I am getting confused with the input output rate of an interface, how can my input rate be less than my output rate? example below:
Load-Interval #1: 30 seconds
30 seconds input rate 11246640 bits/sec, 20009 packets/sec
30 seconds output rate 1650525584 bits/sec, 136182 packets/sec
input rate 11.25 Mbps, 20.01 Kp; output rate 1.65 Gb 136.18 Kb
Load-Interval #2: 5 minute (300 seconds)
300 seconds input rate 11894688 bits/sec, 21154 packets/sec
300 seconds output rate 1785522904 bits/sec, 147285 packets/sec
input rate 11.89 Mbps, 21.15 Kpps; output rate 1.78 Gbps, 147.29 Kpps

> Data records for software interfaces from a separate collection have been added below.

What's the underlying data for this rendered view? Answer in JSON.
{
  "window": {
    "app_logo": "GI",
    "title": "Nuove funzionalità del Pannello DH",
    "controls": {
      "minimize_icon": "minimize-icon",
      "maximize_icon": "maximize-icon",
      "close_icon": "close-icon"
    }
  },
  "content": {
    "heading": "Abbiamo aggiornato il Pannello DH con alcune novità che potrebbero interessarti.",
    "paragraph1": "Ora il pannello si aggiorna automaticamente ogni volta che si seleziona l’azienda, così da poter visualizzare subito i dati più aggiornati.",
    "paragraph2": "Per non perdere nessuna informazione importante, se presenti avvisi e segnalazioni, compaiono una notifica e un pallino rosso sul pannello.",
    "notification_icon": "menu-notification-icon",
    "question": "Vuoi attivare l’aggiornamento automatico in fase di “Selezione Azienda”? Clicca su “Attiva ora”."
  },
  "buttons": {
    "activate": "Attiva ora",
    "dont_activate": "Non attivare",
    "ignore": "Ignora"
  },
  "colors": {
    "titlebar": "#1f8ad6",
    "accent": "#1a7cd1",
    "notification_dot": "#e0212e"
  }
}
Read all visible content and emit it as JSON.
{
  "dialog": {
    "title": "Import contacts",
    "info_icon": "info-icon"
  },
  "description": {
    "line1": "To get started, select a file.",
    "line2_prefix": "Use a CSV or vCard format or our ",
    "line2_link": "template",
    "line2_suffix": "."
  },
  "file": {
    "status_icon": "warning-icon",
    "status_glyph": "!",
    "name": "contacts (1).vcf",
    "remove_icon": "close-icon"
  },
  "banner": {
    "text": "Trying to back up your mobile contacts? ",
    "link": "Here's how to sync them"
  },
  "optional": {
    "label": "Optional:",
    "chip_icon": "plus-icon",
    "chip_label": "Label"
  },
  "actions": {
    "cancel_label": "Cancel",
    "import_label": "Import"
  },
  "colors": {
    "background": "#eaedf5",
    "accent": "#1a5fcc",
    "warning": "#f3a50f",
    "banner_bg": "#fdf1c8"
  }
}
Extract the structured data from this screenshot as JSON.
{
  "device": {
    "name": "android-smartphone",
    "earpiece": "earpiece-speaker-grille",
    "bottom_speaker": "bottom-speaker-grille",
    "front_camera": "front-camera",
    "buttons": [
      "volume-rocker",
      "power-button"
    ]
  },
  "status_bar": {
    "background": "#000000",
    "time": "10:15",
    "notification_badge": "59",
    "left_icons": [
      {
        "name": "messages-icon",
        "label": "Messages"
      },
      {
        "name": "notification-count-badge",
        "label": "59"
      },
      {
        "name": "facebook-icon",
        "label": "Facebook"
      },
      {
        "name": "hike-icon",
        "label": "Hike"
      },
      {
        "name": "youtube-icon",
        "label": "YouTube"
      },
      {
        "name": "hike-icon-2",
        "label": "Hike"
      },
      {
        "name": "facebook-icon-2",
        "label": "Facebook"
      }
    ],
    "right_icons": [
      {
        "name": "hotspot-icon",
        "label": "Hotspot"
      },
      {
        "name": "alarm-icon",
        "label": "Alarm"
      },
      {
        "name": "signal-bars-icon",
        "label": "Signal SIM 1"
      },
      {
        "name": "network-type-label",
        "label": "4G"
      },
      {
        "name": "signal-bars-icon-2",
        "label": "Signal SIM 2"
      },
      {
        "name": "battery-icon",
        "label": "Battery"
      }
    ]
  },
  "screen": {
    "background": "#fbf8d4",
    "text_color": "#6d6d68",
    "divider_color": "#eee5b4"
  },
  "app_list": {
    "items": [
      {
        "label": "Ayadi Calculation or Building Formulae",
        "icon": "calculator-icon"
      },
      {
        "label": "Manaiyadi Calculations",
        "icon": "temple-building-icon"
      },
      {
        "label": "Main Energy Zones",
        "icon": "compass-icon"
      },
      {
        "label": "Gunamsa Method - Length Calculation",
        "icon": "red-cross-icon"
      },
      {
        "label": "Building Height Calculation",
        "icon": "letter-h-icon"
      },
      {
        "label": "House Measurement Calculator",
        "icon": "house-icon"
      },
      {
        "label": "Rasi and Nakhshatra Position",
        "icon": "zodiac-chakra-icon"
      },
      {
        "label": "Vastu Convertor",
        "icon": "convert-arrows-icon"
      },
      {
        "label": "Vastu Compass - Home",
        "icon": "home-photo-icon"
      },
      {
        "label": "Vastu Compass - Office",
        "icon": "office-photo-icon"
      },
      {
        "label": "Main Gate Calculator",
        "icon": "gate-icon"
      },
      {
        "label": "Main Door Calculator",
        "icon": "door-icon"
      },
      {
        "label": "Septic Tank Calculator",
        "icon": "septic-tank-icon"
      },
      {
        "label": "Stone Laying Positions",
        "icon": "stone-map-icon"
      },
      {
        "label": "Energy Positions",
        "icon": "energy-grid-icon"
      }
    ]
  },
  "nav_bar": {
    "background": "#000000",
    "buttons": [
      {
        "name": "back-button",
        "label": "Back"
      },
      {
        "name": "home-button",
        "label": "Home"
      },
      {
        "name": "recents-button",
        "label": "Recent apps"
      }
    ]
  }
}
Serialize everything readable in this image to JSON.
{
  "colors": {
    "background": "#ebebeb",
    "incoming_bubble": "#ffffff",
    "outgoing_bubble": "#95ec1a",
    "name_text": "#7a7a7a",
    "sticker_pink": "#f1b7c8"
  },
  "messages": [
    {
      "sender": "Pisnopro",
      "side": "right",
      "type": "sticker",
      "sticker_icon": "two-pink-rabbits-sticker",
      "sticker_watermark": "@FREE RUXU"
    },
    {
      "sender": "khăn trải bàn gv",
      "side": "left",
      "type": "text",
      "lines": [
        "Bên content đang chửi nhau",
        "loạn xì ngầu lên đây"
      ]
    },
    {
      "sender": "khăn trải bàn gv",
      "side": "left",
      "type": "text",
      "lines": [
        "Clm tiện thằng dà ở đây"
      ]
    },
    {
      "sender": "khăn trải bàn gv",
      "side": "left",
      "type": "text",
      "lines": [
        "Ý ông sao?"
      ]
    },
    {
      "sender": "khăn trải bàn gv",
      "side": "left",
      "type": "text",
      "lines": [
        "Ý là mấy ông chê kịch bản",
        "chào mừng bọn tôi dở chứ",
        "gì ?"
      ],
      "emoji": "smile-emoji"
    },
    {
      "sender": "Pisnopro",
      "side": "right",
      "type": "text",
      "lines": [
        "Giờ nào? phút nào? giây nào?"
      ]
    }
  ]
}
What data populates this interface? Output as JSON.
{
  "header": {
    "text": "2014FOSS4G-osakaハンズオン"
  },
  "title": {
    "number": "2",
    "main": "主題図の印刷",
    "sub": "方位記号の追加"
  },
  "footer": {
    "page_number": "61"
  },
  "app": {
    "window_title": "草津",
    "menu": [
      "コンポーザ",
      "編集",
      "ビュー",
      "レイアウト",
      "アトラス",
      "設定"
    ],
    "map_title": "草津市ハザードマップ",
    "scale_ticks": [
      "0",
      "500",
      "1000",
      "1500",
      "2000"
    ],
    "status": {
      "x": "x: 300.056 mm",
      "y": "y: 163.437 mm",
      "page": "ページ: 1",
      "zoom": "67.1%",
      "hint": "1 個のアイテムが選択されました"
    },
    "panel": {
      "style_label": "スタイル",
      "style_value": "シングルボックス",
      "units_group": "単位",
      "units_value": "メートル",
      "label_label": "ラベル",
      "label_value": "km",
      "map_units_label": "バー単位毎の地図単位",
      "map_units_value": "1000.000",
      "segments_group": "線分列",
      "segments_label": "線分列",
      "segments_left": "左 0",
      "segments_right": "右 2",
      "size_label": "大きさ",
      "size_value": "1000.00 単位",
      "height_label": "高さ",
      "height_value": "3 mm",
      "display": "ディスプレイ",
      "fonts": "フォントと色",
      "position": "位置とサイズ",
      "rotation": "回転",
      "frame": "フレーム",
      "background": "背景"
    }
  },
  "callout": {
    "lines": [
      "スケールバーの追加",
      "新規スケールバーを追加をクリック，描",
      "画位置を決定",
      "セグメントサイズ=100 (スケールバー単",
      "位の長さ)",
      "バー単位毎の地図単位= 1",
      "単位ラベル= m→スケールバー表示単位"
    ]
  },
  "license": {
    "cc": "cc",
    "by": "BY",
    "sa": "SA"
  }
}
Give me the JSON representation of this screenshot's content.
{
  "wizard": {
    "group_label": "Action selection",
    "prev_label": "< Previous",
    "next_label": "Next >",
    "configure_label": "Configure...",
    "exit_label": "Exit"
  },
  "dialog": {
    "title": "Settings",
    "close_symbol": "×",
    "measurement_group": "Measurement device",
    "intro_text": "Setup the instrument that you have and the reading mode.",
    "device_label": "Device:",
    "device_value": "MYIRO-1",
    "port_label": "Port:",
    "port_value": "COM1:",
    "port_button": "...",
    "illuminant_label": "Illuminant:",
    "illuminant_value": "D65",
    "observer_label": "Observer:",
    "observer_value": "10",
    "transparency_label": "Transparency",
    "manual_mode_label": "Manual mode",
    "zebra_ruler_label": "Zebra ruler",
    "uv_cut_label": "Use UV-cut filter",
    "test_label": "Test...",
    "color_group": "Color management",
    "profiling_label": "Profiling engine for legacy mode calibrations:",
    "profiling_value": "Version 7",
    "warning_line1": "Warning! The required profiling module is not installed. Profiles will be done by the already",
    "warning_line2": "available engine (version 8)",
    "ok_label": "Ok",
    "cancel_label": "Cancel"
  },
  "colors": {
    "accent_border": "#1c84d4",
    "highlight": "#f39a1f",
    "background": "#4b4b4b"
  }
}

Joseph presents a good explanation based on the possibility that data ingress is one interface and data egress is on a different interface. I would suggest another explanation which can also be considered. Think about the possibility that a packet inbound is from a client and is a request to a data base server for information. The request was 1 packet. The response from the data base server has lots of data and it takes 10 packets to transmit it all. So at that point we have a 10 to 1 difference in the output to input rates.
Certainly my explanation does not impact your explanation. Both are valid explanations of why the input rate may be less than the output rate for an interface. Perhaps we understand some terms differently. I would think that the term asymmetric would apply more to the explanation of input on one interface and output on a different interface. My explanation is perhaps more about balance, where one input received may generate many output responses sent. But certainly both are valid explanations of the original question about whether it is legitimate to have input rate less than output rate for an interface.
I interpreted your comment as attempting to address the possibility that some readers might think that one of our explanations could impact the other. Both are quite valid and they are independent of each other. As you and I have learned there are frequently more than one way to solve a network problem, and more than one way to explain a network behavior. And I believe that if we thought about it some more we could probably come up with another reason or two for this behavior.